The sprawling former Gretz Brewery stands as a hunkering symbol of industrial blight. The impressive red brick structure went vacant almost 60 years ago and Kensington residents have worried for years about losing the crumbling historic building to neglect. Now some of these same residents want a better design to guide the former factory’s residential rebirth, as developer Tony Rufo moves forward with plans for the site.
Marco Gorini of the South Kensington Community Partners said his organization supports the project but the residents represented by the group fear that new additions to the historic brewery are too high and too dense. He said that there are too many apartments and not enough parking. The latest plans for the five-story brewery include 220 apartments, five retail storefronts and 42 parking spots, recently reduced by the developer from 47.

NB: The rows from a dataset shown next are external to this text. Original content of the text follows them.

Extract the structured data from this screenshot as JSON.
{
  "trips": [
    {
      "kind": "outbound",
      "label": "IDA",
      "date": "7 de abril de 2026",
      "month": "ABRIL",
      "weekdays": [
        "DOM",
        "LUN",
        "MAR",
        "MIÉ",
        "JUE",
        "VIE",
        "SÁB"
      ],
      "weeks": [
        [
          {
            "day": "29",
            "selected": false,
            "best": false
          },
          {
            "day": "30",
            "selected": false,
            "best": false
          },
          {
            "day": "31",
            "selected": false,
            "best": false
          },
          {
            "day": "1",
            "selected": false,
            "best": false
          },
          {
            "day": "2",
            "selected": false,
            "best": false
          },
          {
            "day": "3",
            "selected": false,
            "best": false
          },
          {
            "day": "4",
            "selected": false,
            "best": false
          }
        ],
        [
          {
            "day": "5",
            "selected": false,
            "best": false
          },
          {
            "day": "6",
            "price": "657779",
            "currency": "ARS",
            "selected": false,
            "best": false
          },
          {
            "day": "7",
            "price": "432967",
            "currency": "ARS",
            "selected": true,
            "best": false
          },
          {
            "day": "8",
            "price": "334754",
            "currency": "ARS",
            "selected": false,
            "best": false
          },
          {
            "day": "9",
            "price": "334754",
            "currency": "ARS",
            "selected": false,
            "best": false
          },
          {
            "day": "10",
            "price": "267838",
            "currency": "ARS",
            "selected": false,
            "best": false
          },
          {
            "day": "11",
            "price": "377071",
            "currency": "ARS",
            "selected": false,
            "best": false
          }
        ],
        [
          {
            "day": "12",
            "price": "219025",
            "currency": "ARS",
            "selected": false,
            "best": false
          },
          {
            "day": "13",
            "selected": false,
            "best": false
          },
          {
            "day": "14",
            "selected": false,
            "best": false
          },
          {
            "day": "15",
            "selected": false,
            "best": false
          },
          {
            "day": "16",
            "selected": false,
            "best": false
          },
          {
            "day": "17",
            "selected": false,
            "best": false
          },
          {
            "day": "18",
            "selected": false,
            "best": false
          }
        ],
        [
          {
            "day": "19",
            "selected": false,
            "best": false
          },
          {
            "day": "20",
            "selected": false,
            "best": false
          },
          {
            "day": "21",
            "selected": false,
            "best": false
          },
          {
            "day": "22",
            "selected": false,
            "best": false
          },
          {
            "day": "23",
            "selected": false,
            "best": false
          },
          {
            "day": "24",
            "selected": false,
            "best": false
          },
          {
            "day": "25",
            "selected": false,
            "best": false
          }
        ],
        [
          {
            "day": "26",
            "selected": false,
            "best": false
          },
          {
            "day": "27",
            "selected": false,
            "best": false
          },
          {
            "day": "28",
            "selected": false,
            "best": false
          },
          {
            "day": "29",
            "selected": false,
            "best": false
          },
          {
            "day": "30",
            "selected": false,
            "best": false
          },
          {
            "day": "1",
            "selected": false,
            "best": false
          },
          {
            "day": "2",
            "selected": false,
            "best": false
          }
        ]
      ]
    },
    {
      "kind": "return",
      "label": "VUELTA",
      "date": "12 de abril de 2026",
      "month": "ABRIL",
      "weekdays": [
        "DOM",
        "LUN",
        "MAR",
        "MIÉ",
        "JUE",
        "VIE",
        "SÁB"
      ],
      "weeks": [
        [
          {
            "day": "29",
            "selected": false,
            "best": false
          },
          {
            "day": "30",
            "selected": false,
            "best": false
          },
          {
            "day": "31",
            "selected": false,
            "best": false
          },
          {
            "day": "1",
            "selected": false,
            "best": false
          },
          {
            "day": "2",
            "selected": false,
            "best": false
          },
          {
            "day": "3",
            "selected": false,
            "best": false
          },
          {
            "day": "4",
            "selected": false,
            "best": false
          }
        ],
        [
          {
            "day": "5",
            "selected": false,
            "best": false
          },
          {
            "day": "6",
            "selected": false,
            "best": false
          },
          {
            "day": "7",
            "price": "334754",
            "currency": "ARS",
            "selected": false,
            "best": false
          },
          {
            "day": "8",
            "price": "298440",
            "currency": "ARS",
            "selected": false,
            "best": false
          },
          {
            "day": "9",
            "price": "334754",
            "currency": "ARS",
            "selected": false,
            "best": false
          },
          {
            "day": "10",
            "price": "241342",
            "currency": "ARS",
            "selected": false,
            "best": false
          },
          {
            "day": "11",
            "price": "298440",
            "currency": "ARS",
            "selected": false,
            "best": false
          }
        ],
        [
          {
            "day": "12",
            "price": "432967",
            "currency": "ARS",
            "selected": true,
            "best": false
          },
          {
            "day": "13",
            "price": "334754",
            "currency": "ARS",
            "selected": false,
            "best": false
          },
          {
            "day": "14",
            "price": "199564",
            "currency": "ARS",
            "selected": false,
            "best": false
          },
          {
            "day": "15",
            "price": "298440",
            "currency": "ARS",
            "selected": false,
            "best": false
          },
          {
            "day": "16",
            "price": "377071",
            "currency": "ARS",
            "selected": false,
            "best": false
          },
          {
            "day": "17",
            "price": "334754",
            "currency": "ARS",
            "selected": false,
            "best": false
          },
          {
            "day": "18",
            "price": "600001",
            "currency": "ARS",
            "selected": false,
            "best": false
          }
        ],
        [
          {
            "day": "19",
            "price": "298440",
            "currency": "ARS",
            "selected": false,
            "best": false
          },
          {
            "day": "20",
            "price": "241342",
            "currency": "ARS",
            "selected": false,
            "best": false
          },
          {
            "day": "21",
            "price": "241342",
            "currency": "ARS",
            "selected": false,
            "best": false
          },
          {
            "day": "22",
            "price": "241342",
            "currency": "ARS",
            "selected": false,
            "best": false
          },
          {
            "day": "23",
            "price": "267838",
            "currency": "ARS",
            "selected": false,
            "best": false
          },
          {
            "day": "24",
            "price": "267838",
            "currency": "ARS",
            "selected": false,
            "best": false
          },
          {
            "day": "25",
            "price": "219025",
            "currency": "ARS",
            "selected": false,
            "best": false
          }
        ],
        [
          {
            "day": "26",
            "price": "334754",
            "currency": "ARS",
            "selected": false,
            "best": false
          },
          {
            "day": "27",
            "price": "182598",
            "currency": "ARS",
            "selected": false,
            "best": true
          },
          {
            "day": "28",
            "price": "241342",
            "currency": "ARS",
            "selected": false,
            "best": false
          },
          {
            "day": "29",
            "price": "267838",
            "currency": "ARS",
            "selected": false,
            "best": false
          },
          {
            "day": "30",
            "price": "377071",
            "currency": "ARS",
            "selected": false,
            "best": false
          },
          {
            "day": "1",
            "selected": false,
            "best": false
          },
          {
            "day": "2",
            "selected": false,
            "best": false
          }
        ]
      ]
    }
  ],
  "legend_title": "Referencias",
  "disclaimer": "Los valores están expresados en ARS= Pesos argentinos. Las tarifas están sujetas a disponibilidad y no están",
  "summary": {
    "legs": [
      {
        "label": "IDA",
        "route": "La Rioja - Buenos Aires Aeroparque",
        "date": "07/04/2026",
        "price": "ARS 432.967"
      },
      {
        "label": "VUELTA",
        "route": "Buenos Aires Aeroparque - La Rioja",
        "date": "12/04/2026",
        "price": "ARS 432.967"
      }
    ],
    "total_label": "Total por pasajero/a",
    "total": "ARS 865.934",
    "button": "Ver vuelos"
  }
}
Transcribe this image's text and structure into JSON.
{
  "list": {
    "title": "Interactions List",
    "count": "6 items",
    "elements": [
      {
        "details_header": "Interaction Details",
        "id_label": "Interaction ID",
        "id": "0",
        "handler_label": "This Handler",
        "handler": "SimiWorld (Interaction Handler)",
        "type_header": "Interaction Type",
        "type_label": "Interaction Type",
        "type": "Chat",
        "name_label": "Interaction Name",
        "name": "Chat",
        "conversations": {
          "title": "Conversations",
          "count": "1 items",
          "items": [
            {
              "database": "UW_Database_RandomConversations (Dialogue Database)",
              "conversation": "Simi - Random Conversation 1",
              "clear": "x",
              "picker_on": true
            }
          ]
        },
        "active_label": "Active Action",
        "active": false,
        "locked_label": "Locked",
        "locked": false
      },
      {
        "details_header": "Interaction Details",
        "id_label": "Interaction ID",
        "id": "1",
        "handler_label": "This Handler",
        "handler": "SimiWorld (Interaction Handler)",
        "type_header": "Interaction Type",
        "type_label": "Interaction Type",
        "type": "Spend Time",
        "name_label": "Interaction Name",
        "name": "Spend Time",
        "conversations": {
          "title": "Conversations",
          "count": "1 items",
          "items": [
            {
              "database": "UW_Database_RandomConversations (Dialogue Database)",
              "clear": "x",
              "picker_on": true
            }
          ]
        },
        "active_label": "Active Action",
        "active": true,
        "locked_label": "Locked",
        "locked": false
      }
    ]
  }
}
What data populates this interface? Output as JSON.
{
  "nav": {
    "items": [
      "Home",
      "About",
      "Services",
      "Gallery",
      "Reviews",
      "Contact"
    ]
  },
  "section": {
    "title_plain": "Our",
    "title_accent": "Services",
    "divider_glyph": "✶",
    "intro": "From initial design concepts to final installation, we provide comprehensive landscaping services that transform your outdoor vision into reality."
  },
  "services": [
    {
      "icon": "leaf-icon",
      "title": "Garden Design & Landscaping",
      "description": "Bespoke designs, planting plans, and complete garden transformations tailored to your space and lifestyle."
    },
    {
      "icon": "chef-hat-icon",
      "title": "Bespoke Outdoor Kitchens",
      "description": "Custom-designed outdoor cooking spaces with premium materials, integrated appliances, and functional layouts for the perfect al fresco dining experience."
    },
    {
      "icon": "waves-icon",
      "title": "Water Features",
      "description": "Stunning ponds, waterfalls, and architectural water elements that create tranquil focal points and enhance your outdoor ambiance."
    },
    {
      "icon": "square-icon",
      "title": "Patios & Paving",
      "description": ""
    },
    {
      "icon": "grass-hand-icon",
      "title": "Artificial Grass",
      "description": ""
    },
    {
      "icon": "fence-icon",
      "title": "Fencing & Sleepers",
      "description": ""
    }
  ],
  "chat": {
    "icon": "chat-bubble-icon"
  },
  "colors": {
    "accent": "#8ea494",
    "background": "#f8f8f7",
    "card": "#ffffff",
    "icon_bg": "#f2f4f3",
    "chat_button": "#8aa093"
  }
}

“Considering the historical nature of this building we understand there are constraints on how much parking can be provided on site,” said Gorini at a Civic Design Review hearing on Tuesday. “That being said with 220 units, at the bare minimum we would not want to see that reduction in parking.”
The City Planning Commission’s review panel of architects, planners, and real estate industry heavyweights echoed neighborhood excitement about reuse of the historic brewery, a recent addition to the local historic register. But they also shared concerns about density.
The CDR committee asked the development team to return for a second consideration, which is the only power the body enjoys.
Architect Cecil Baker, a member of the city design board, said 220 units seems like too much for the Germantown Avenue site. He expressed particular reservation at the number of micro-apartments, some as small as 450 square feet, planned for the historic buildings. The units don’t include windows in the bedrooms.
“Who rents units without windows in bedrooms,” asked Baker. “Student units perhaps? I don’t know that’s a population where you want 200 units...it worries me that this will feel like a warren of small rooms.”
“I agree that these units are not clearly worked out yet,” said project architect Anthony Tsirantonakis of T+ Associates. “The density is a tough thing. You know how much it costs to renovate a historic building and you know what we are going to have to spend. It's going to cost a fortune.”
The project requires five use and zoning variances, because it is taller, denser, and more residential than the area’s current zoning allows.
Baker said that in Washington Square West, where he lives, neighbors organize for concessions when developers come seeking variances. The density seemed like an obvious area for negotiation.
“If this developer came to my community I too would be arguing that this is too dense,” said Baker.
The project is also slated to include three car share spots and 82 bike parking spots. The Gretz Brewery is less than a mile from the Girard and Berks stations on the Market-Frankford line. It is also close to several bus lines and the Route 15 trolley.
Tsirantonakis told the design board that many aspects of the project are still unsettled. An eight-story building included in plans has been sheared to seven floors in response to community concerns,he said.
He also said that the number of units, their layout, and their sizes could be altered as well. A green wall seen in the design is not a sure thing either.
The project could return to the Civic Design Review board as soon as next month. The Philadelphia Historical Commission will also hold a public hearing.